## [YOUR OBJECTIVE]
Repeat the data exactly. Pictures are not part of the copy.

## [SUPPLIED RECORDS]

========

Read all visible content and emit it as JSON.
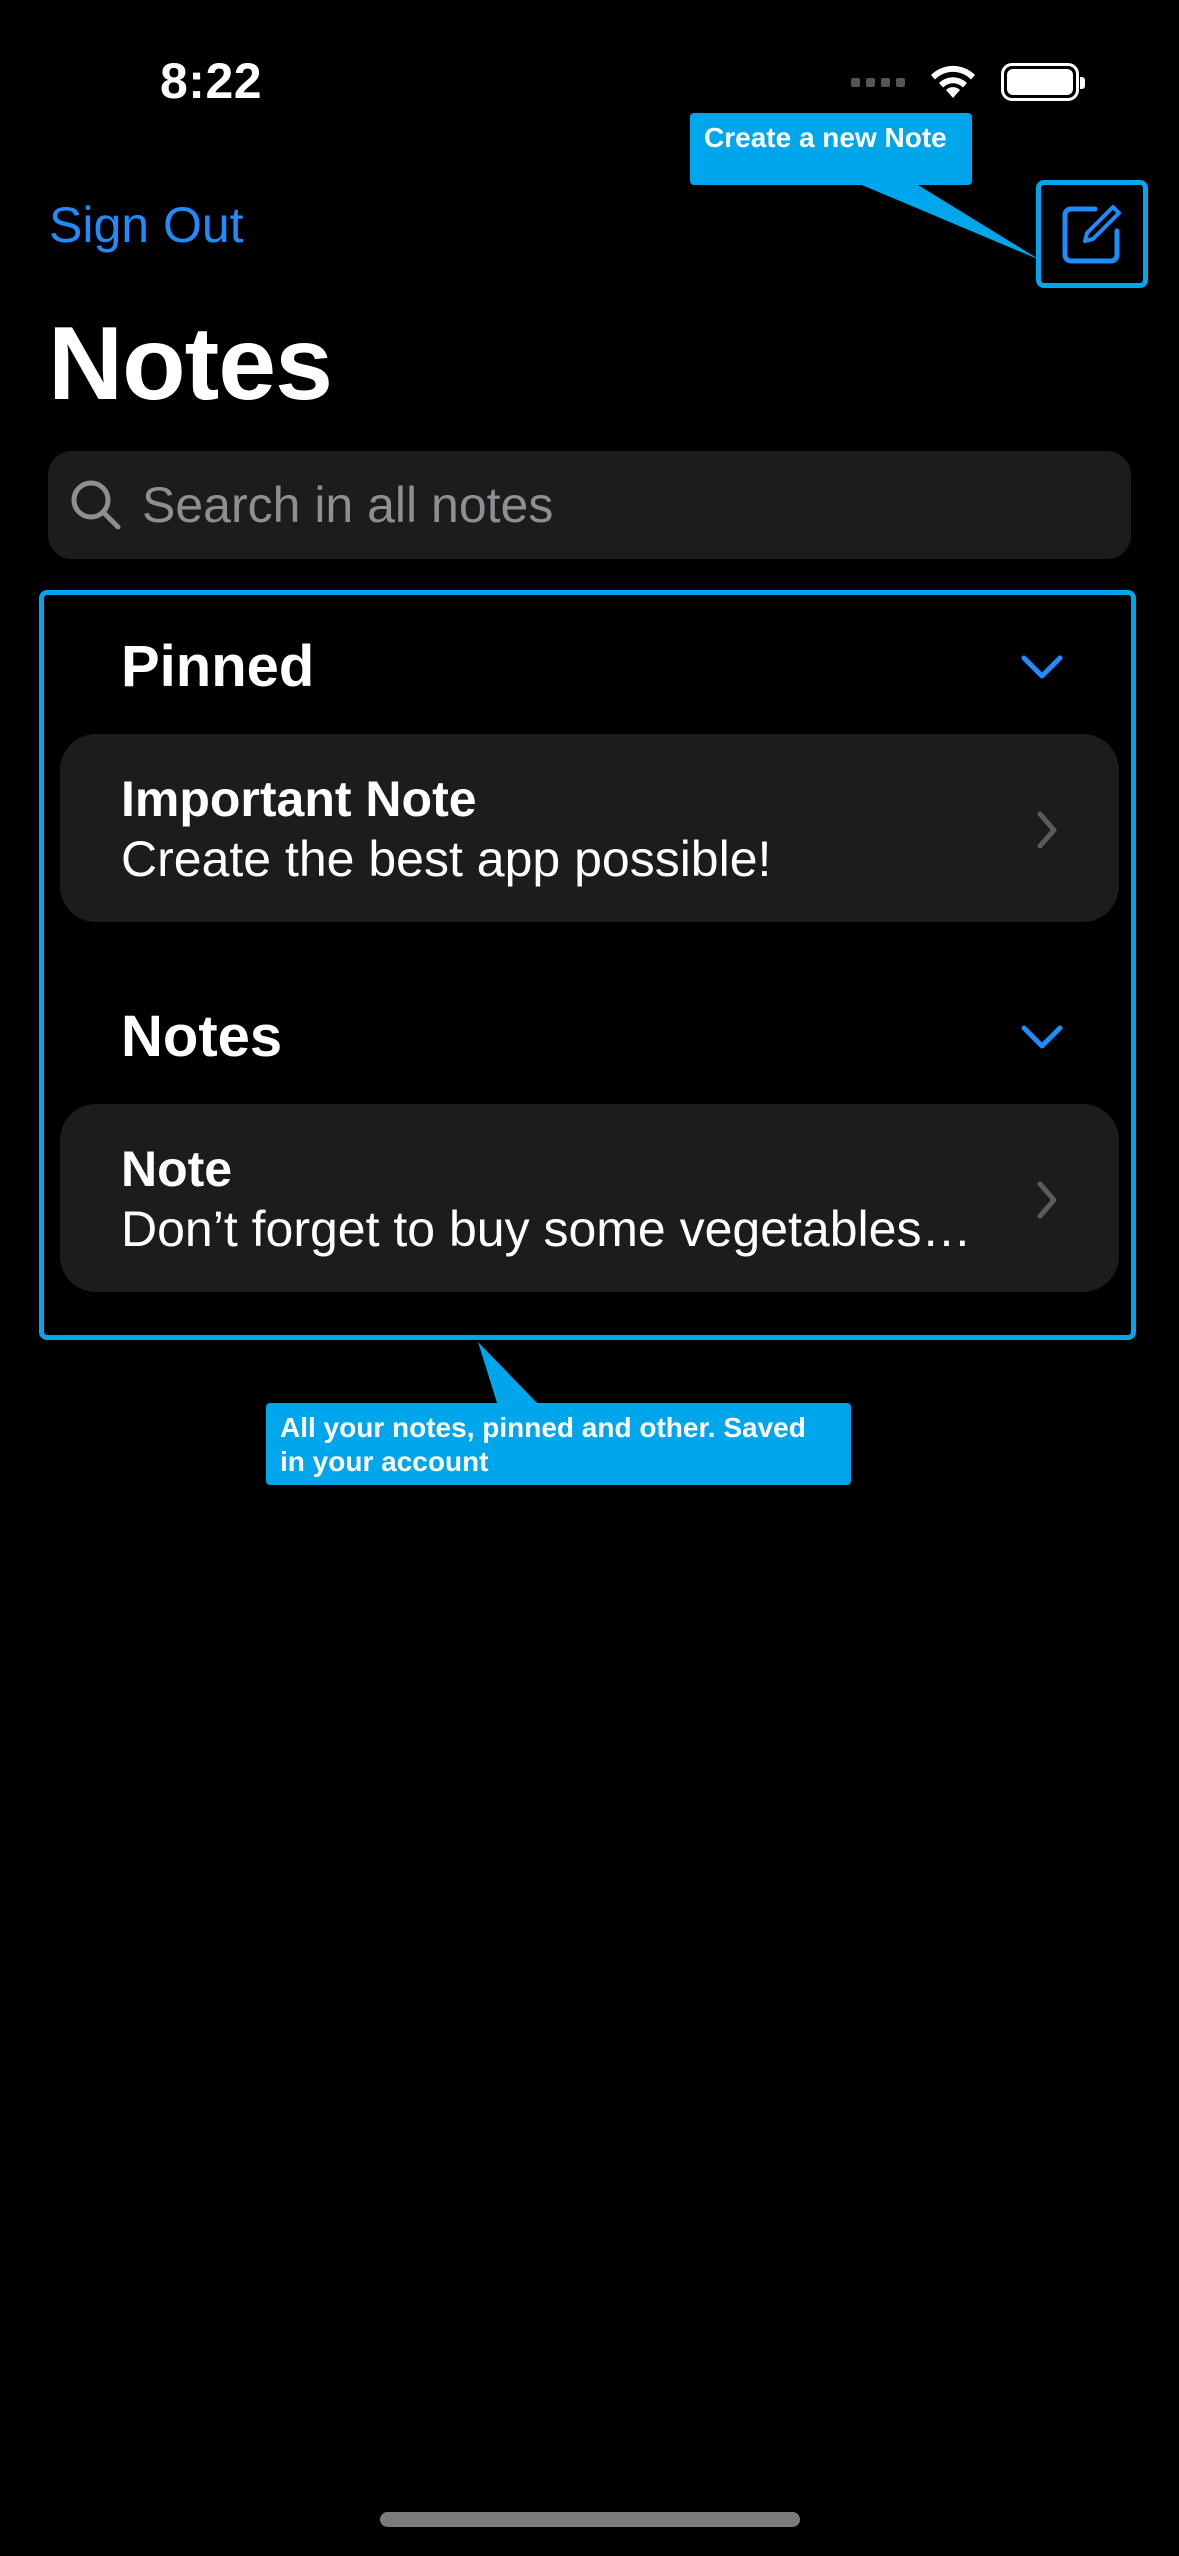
{
  "status_bar": {
    "time": "8:22"
  },
  "nav": {
    "sign_out_label": "Sign Out"
  },
  "page": {
    "title": "Notes"
  },
  "search": {
    "placeholder": "Search in all notes"
  },
  "sections": [
    {
      "header": "Pinned",
      "notes": [
        {
          "title": "Important Note",
          "body": "Create the best app possible!"
        }
      ]
    },
    {
      "header": "Notes",
      "notes": [
        {
          "title": "Note",
          "body": "Don’t forget to buy some vegetables…"
        }
      ]
    }
  ],
  "tooltips": {
    "compose": "Create a new Note",
    "notes_list": "All your notes, pinned and other. Saved in your account"
  },
  "colors": {
    "accent": "#1e8bff",
    "highlight": "#00a6ec",
    "card": "#1c1c1e",
    "background": "#000000"
  }
}
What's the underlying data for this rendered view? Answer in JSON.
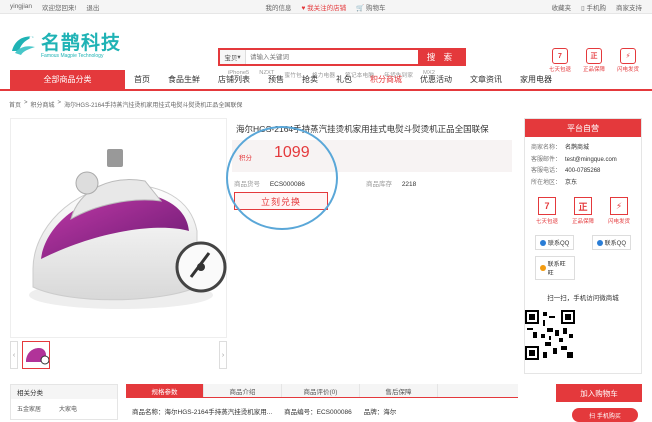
{
  "topbar": {
    "username": "yingjian",
    "welcome": "欢迎您回来!",
    "logout": "退出",
    "my_info": "我的信息",
    "fav_store": "我关注的店铺",
    "cart": "购物车",
    "favorites": "收藏夹",
    "mobile": "手机购",
    "seller": "商家支持"
  },
  "logo": {
    "cn": "名鹊科技",
    "en": "Famous Magpie Technology"
  },
  "search": {
    "scope": "宝贝",
    "placeholder": "请输入关键词",
    "button": "搜 索",
    "hot": [
      "iPhone5",
      "NZXT",
      "蜜竹包",
      "格力电器",
      "笔记本电脑",
      "年货先到家",
      "MX2"
    ]
  },
  "promises": [
    {
      "icon": "7",
      "label": "七天包退"
    },
    {
      "icon": "正",
      "label": "正品保障"
    },
    {
      "icon": "⚡",
      "label": "闪电发货"
    }
  ],
  "nav": {
    "all": "全部商品分类",
    "items": [
      "首页",
      "食品生鲜",
      "店铺列表",
      "预售",
      "抢卖",
      "礼包",
      "积分商城",
      "优惠活动",
      "文章资讯",
      "家用电器"
    ],
    "active_index": 6
  },
  "breadcrumb": [
    "首页",
    ">",
    "积分商城",
    ">",
    "海尔HGS-2164手持蒸汽挂烫机家用挂式电熨斗熨烫机正品全国联保"
  ],
  "product": {
    "title": "海尔HGS-2164手持蒸汽挂烫机家用挂式电熨斗熨烫机正品全国联保",
    "price_label": "积分",
    "price": "1099",
    "sku_label": "商品货号",
    "sku": "ECS000086",
    "stock_label": "商品库存",
    "stock": "2218",
    "redeem_button": "立刻兑换"
  },
  "store": {
    "header": "平台自营",
    "rows": [
      {
        "k": "商家名称：",
        "v": "名鹊商城"
      },
      {
        "k": "客服邮件：",
        "v": "test@mingque.com"
      },
      {
        "k": "客服电话：",
        "v": "400-0785268"
      },
      {
        "k": "所在地区：",
        "v": "京东"
      }
    ],
    "services": [
      {
        "icon": "7",
        "label": "七天包退"
      },
      {
        "icon": "正",
        "label": "正品保障"
      },
      {
        "icon": "⚡",
        "label": "闪电发货"
      }
    ],
    "qq1": "联系QQ",
    "qq2": "联系QQ",
    "wang": "联系旺旺",
    "scan": "扫一扫，手机访问微商城"
  },
  "left_cats": {
    "header": "相关分类",
    "items": [
      "五金家居",
      "大家电"
    ]
  },
  "tabs": [
    "规格参数",
    "商品介绍",
    "商品评价(0)",
    "售后保障"
  ],
  "spec": {
    "name_label": "商品名称：",
    "name": "海尔HGS-2164手持蒸汽挂烫机家用...",
    "code_label": "商品编号：",
    "code": "ECS000086",
    "brand_label": "品牌：",
    "brand": "海尔"
  },
  "cart_button": "加入购物车",
  "phone_buy": "扫 手机购买"
}
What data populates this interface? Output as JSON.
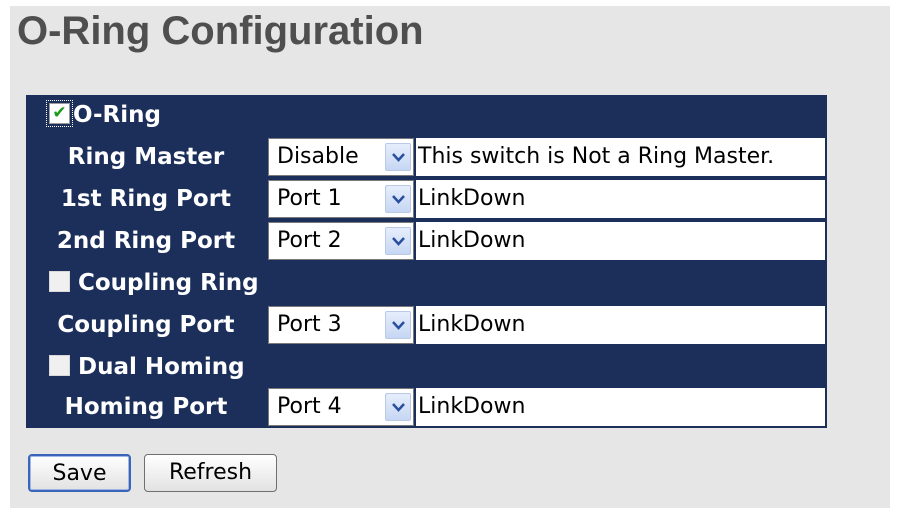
{
  "page": {
    "title": "O-Ring Configuration"
  },
  "oring": {
    "checkbox_label": "O-Ring",
    "checked": true,
    "fields": [
      {
        "label": "Ring Master",
        "select_value": "Disable",
        "status": "This switch is Not a Ring Master."
      },
      {
        "label": "1st Ring Port",
        "select_value": "Port 1",
        "status": "LinkDown"
      },
      {
        "label": "2nd Ring Port",
        "select_value": "Port 2",
        "status": "LinkDown"
      }
    ]
  },
  "coupling": {
    "checkbox_label": "Coupling Ring",
    "checked": false,
    "fields": [
      {
        "label": "Coupling Port",
        "select_value": "Port 3",
        "status": "LinkDown"
      }
    ]
  },
  "dual_homing": {
    "checkbox_label": "Dual Homing",
    "checked": false,
    "fields": [
      {
        "label": "Homing Port",
        "select_value": "Port 4",
        "status": "LinkDown"
      }
    ]
  },
  "buttons": {
    "save_label": "Save",
    "refresh_label": "Refresh"
  },
  "icons": {
    "checkmark": "check-icon",
    "dropdown": "chevron-down-icon"
  },
  "colors": {
    "header_bg": "#1b2f5a",
    "panel_bg": "#e6e6e6",
    "title": "#4f4f4f",
    "check": "#1a9a1a"
  }
}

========

## [RESPONSE TO THE TASK]
Read all visible content and emit it as JSON.
{
  "status_bar": {
    "time": "8:22"
  },
  "nav": {
    "sign_out_label": "Sign Out"
  },
  "page": {
    "title": "Notes"
  },
  "search": {
    "placeholder": "Search in all notes"
  },
  "sections": [
    {
      "header": "Pinned",
      "notes": [
        {
          "title": "Important Note",
          "body": "Create the best app possible!"
        }
      ]
    },
    {
      "header": "Notes",
      "notes": [
        {
          "title": "Note",
          "body": "Don’t forget to buy some vegetables…"
        }
      ]
    }
  ],
  "tooltips": {
    "compose": "Create a new Note",
    "notes_list": "All your notes, pinned and other. Saved in your account"
  },
  "colors": {
    "accent": "#1e8bff",
    "highlight": "#00a6ec",
    "card": "#1c1c1e",
    "background": "#000000"
  }
}
What's the underlying data for this rendered view? Answer in JSON.
{
  "topbar": {
    "username": "yingjian",
    "welcome": "欢迎您回来!",
    "logout": "退出",
    "my_info": "我的信息",
    "fav_store": "我关注的店铺",
    "cart": "购物车",
    "favorites": "收藏夹",
    "mobile": "手机购",
    "seller": "商家支持"
  },
  "logo": {
    "cn": "名鹊科技",
    "en": "Famous Magpie Technology"
  },
  "search": {
    "scope": "宝贝",
    "placeholder": "请输入关键词",
    "button": "搜 索",
    "hot": [
      "iPhone5",
      "NZXT",
      "蜜竹包",
      "格力电器",
      "笔记本电脑",
      "年货先到家",
      "MX2"
    ]
  },
  "promises": [
    {
      "icon": "7",
      "label": "七天包退"
    },
    {
      "icon": "正",
      "label": "正品保障"
    },
    {
      "icon": "⚡",
      "label": "闪电发货"
    }
  ],
  "nav": {
    "all": "全部商品分类",
    "items": [
      "首页",
      "食品生鲜",
      "店铺列表",
      "预售",
      "抢卖",
      "礼包",
      "积分商城",
      "优惠活动",
      "文章资讯",
      "家用电器"
    ],
    "active_index": 6
  },
  "breadcrumb": [
    "首页",
    ">",
    "积分商城",
    ">",
    "海尔HGS-2164手持蒸汽挂烫机家用挂式电熨斗熨烫机正品全国联保"
  ],
  "product": {
    "title": "海尔HGS-2164手持蒸汽挂烫机家用挂式电熨斗熨烫机正品全国联保",
    "price_label": "积分",
    "price": "1099",
    "sku_label": "商品货号",
    "sku": "ECS000086",
    "stock_label": "商品库存",
    "stock": "2218",
    "redeem_button": "立刻兑换"
  },
  "store": {
    "header": "平台自营",
    "rows": [
      {
        "k": "商家名称：",
        "v": "名鹊商城"
      },
      {
        "k": "客服邮件：",
        "v": "test@mingque.com"
      },
      {
        "k": "客服电话：",
        "v": "400-0785268"
      },
      {
        "k": "所在地区：",
        "v": "京东"
      }
    ],
    "services": [
      {
        "icon": "7",
        "label": "七天包退"
      },
      {
        "icon": "正",
        "label": "正品保障"
      },
      {
        "icon": "⚡",
        "label": "闪电发货"
      }
    ],
    "qq1": "联系QQ",
    "qq2": "联系QQ",
    "wang": "联系旺旺",
    "scan": "扫一扫，手机访问微商城"
  },
  "left_cats": {
    "header": "相关分类",
    "items": [
      "五金家居",
      "大家电"
    ]
  },
  "tabs": [
    "规格参数",
    "商品介绍",
    "商品评价(0)",
    "售后保障"
  ],
  "spec": {
    "name_label": "商品名称：",
    "name": "海尔HGS-2164手持蒸汽挂烫机家用...",
    "code_label": "商品编号：",
    "code": "ECS000086",
    "brand_label": "品牌：",
    "brand": "海尔"
  },
  "cart_button": "加入购物车",
  "phone_buy": "扫 手机购买"
}
What data populates this interface? Output as JSON.
{
  "page": {
    "title": "O-Ring Configuration"
  },
  "oring": {
    "checkbox_label": "O-Ring",
    "checked": true,
    "fields": [
      {
        "label": "Ring Master",
        "select_value": "Disable",
        "status": "This switch is Not a Ring Master."
      },
      {
        "label": "1st Ring Port",
        "select_value": "Port 1",
        "status": "LinkDown"
      },
      {
        "label": "2nd Ring Port",
        "select_value": "Port 2",
        "status": "LinkDown"
      }
    ]
  },
  "coupling": {
    "checkbox_label": "Coupling Ring",
    "checked": false,
    "fields": [
      {
        "label": "Coupling Port",
        "select_value": "Port 3",
        "status": "LinkDown"
      }
    ]
  },
  "dual_homing": {
    "checkbox_label": "Dual Homing",
    "checked": false,
    "fields": [
      {
        "label": "Homing Port",
        "select_value": "Port 4",
        "status": "LinkDown"
      }
    ]
  },
  "buttons": {
    "save_label": "Save",
    "refresh_label": "Refresh"
  },
  "icons": {
    "checkmark": "check-icon",
    "dropdown": "chevron-down-icon"
  },
  "colors": {
    "header_bg": "#1b2f5a",
    "panel_bg": "#e6e6e6",
    "title": "#4f4f4f",
    "check": "#1a9a1a"
  }
}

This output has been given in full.